Start of Block
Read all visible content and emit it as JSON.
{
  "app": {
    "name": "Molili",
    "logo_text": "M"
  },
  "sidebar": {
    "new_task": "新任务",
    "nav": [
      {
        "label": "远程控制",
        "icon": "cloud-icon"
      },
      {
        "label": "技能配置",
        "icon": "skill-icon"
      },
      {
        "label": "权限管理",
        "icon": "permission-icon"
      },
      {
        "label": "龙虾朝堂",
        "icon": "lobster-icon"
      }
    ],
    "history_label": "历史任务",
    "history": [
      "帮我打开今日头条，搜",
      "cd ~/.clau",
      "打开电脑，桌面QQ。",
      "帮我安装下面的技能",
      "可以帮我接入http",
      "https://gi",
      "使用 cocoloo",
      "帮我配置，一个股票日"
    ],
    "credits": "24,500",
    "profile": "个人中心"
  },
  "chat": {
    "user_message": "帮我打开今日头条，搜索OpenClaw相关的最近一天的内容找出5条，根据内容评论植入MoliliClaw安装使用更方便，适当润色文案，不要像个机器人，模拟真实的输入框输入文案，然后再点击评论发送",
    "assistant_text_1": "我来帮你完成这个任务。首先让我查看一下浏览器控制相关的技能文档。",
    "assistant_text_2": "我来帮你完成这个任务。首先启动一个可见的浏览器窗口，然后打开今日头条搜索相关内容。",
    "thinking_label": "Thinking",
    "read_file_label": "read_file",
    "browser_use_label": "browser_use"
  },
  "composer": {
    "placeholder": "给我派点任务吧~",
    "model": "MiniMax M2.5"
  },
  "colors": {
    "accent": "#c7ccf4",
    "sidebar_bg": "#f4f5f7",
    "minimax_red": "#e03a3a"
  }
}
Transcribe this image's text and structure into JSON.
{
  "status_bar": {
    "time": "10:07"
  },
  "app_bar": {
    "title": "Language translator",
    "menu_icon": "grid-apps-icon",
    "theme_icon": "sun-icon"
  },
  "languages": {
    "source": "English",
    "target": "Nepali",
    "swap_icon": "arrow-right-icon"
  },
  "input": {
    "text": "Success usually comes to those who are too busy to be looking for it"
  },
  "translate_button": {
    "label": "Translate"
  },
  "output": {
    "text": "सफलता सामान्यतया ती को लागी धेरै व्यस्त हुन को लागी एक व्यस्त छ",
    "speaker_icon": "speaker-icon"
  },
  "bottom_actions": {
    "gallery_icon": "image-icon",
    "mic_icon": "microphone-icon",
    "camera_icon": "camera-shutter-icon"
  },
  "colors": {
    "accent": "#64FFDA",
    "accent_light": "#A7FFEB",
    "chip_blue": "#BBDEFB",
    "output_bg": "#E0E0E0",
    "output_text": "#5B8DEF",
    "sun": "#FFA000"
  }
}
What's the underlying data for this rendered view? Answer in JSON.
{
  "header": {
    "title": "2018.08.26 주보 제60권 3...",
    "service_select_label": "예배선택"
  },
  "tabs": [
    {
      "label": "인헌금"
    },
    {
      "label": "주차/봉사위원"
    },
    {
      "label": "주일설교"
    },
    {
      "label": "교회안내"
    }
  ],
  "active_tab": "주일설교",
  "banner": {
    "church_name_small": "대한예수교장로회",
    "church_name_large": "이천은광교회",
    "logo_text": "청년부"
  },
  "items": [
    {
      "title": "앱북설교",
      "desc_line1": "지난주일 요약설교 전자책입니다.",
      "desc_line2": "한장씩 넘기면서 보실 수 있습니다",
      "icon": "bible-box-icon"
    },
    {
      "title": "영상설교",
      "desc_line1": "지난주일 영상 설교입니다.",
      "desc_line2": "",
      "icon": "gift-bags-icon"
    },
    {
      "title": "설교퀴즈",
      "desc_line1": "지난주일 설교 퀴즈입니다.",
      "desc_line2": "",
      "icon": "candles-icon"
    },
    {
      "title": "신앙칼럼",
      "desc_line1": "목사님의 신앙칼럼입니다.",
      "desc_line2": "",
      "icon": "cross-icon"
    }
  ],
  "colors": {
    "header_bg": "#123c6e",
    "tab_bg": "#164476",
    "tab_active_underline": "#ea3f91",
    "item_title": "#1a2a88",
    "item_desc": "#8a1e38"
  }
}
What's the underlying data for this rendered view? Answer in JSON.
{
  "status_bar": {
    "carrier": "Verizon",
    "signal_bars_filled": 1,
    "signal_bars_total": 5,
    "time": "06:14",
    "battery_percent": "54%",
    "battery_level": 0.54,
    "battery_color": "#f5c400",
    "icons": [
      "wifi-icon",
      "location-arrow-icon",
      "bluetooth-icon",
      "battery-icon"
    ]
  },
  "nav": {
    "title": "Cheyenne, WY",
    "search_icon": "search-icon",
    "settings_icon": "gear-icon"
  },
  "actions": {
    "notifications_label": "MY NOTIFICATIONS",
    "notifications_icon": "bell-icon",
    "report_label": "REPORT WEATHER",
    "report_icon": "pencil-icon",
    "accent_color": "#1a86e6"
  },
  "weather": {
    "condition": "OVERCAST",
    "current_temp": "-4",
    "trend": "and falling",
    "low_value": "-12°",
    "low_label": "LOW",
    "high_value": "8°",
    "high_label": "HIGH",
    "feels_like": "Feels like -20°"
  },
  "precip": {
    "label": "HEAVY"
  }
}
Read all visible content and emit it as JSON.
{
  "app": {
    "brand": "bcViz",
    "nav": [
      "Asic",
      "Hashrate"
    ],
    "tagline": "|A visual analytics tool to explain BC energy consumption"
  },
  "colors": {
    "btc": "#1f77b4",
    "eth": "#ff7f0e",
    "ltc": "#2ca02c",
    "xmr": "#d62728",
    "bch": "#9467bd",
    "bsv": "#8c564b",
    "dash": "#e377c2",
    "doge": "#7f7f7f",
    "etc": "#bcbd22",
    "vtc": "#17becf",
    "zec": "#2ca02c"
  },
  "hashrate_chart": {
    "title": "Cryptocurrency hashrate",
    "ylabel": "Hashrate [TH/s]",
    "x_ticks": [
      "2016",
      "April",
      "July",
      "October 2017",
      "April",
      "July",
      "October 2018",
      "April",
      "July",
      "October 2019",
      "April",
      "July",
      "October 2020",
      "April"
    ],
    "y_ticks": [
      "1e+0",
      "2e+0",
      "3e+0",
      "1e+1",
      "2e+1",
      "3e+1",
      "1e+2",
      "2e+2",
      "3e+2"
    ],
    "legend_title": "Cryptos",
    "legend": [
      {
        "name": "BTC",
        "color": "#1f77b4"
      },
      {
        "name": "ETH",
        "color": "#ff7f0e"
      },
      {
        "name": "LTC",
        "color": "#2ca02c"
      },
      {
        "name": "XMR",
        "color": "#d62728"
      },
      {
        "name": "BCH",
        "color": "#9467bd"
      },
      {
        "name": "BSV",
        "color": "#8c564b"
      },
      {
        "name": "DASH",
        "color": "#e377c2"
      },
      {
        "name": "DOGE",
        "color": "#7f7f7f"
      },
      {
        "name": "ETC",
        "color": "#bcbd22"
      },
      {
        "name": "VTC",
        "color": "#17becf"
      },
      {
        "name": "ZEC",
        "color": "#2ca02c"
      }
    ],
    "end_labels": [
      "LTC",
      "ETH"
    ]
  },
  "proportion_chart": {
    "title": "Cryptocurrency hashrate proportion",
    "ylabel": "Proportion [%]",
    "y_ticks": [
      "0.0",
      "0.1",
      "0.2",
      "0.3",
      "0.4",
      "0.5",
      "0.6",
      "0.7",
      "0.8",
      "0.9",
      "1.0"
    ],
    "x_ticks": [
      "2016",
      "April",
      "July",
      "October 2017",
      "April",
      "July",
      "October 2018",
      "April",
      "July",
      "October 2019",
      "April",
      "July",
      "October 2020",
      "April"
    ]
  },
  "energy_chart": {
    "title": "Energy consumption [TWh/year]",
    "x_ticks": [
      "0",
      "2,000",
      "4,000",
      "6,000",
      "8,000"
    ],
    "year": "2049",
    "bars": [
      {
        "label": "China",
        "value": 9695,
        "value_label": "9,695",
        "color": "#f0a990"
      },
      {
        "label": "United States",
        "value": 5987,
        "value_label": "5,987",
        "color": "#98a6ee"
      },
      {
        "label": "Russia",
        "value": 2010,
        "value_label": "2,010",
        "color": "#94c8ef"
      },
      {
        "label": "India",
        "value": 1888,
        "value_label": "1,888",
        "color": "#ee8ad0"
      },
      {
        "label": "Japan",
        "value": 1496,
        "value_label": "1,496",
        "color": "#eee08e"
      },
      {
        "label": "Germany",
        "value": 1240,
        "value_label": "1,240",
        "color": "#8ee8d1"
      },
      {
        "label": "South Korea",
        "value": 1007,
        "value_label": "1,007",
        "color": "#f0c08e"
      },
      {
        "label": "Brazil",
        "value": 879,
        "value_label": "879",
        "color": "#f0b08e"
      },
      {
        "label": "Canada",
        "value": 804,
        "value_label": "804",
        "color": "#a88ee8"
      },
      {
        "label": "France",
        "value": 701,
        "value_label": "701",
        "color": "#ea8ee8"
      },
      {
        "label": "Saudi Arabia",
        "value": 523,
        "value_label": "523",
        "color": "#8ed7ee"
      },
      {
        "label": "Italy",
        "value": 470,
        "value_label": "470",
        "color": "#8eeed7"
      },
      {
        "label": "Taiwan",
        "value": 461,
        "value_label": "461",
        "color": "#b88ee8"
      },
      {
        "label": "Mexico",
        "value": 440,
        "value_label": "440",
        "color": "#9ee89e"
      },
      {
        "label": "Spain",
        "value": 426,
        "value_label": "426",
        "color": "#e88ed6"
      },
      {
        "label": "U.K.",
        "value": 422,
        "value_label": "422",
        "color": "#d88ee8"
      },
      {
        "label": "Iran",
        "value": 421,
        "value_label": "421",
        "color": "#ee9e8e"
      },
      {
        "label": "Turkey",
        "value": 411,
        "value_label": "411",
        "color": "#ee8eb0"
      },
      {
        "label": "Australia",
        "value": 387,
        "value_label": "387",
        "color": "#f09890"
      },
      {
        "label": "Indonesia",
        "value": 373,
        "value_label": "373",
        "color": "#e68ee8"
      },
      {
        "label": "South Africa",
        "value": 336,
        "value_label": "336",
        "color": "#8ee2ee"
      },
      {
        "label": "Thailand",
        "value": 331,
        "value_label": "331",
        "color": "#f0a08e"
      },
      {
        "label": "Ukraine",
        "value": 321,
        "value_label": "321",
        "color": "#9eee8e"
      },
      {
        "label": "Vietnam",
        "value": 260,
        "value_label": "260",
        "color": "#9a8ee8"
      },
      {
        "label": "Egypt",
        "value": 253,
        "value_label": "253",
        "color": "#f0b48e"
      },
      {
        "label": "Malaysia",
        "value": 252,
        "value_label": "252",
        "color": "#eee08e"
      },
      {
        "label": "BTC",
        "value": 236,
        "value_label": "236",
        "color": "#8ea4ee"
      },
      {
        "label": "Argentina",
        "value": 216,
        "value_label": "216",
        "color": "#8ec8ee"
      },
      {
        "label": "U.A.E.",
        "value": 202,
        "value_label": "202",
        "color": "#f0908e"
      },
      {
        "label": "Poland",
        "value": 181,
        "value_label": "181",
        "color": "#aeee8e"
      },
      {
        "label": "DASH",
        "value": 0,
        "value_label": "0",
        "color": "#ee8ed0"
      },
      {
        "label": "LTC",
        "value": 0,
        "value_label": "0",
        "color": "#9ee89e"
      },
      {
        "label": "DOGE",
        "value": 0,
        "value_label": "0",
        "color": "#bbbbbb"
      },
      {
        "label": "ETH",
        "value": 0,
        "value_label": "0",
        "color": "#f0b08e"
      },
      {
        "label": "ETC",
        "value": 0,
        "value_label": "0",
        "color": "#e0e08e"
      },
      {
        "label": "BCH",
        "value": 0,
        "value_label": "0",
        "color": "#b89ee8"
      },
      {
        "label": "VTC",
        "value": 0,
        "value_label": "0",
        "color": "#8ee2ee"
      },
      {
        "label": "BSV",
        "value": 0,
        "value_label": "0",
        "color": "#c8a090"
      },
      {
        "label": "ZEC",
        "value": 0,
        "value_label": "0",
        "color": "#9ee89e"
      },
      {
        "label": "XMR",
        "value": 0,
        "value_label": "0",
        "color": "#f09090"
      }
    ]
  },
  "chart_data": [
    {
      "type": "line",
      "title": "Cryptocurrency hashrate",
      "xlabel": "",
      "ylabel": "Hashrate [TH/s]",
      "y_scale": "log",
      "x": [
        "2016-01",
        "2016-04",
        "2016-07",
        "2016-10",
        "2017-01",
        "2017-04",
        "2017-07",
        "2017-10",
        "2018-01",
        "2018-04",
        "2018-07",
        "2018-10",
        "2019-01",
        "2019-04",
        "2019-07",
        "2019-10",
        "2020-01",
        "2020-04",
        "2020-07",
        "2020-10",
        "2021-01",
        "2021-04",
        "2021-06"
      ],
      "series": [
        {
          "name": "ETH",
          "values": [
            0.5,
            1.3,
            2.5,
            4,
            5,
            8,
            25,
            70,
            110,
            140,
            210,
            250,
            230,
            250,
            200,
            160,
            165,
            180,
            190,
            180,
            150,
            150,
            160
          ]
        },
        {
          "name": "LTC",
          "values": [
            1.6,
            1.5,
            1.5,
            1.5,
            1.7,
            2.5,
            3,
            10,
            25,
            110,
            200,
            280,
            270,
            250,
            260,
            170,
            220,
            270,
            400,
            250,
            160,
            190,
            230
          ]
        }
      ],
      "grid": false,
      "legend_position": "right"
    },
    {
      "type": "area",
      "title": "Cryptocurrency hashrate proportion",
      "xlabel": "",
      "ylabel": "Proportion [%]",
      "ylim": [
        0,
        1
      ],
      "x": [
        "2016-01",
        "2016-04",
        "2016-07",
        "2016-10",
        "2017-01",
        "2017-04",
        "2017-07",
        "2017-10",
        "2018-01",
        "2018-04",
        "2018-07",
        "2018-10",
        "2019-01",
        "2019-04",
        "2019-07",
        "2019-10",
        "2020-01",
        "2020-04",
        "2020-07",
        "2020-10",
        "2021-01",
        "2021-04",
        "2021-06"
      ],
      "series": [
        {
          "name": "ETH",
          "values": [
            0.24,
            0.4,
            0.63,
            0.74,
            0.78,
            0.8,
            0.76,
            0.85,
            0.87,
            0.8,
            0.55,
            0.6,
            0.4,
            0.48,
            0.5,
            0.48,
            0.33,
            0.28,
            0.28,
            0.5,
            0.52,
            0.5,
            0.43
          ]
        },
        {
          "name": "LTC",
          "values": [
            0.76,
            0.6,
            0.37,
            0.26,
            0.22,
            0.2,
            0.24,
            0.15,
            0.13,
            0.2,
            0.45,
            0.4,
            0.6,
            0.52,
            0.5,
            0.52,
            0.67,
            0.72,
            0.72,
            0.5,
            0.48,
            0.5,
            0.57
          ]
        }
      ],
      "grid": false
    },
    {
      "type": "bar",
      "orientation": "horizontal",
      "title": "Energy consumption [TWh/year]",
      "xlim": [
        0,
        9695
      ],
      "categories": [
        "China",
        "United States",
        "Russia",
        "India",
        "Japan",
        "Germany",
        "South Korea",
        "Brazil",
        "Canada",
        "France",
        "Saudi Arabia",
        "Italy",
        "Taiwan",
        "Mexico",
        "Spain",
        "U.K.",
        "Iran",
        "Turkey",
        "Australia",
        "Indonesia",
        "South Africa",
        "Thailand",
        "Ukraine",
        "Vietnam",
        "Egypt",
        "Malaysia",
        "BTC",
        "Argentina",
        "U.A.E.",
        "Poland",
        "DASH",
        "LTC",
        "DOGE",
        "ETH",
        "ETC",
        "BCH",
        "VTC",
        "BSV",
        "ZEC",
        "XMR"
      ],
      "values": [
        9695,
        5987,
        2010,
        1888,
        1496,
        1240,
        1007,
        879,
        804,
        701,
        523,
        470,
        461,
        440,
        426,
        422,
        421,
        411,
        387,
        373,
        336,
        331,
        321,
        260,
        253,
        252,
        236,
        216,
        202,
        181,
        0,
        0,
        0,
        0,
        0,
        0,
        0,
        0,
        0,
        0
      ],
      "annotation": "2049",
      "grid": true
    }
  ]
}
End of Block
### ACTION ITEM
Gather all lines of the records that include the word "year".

### OUTPUT OF THE EXERCISE
    "title": "Energy consumption [TWh/year]",
    "year": "2049",
      "title": "Energy consumption [TWh/year]",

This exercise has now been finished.